In large rooms with adequate space, TVs above the fireplace can create an ideal angle of vision. In fact, stacking TVs and fireplaces can be a great choice for several reasons:

* Easy design: Combining two elements in one location makes it easier to design the rest of the room, allowing for a single grouping of chairs and couches. In some room designs, it also leaves room for other areas to be turned into reading corners or small work spaces.

* Enhanced functionality: Open-concept floor plans and homes that have the kitchen, eating and living area combined into an open great room are perfect for placing the TV and fireplace on the same wall. This arrangement provides optimal viewing of the TV while cooking in the kitchen or relaxing in the eating area, while also incorporating the warmth and comfort of the fireplace.

* Subtle style: Higher placement makes a TV less obvious when a person first walks into the room. Visitors notice a beautiful fireplace, especially when lit, and may only observe the TV if it’s turned on. Plus, there are other decorating tricks designers can use if a homeowner really doesn’t want the TV to stand out, like hiding it behind a painting or mirrors. The TV can be revealed with a push of a remote control button, causing the painting or mirrors to slide over or up, and then hidden again with another push of a button when the TV is turned off.

For a quick living room update, consider placing your TV above the fireplace to create a warm, welcoming and inviting space. You may also consider adding a fireplace to your existing TV room for added relaxation and ambiance.

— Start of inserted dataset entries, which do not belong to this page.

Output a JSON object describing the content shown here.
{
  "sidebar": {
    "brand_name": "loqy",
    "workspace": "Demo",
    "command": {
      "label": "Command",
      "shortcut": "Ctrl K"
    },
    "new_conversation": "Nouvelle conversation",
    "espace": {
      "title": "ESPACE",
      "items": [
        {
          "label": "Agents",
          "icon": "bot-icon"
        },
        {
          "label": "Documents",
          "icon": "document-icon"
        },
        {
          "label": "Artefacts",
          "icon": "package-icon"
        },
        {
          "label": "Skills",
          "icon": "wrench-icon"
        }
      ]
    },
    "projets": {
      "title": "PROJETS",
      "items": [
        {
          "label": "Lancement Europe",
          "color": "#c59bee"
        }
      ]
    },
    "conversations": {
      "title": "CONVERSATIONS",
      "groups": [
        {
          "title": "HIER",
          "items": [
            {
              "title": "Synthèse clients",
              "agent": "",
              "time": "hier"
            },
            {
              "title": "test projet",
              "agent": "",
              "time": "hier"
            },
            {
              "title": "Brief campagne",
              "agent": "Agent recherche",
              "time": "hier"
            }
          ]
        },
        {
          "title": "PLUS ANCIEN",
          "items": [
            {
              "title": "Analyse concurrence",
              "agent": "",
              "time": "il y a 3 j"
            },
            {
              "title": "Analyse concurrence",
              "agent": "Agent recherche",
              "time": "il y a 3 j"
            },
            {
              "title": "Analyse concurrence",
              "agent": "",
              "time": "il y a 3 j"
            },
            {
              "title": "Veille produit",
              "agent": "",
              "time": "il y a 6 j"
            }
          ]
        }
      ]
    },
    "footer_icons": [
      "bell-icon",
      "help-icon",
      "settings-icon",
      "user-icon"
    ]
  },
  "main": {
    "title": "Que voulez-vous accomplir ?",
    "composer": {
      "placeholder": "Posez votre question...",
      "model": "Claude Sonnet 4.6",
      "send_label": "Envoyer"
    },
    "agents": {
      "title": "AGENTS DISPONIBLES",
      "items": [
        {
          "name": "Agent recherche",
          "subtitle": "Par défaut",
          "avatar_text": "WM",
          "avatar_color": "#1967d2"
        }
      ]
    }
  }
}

Heat & Glo provides installation information to homeowners, and the brand’s website includes information about the spacing recommended between the fireplace and the mantel (if desired), as well as spacing guidelines between the mantel and the TV. Consumers can also find a local dealer at to help with installation and finishing.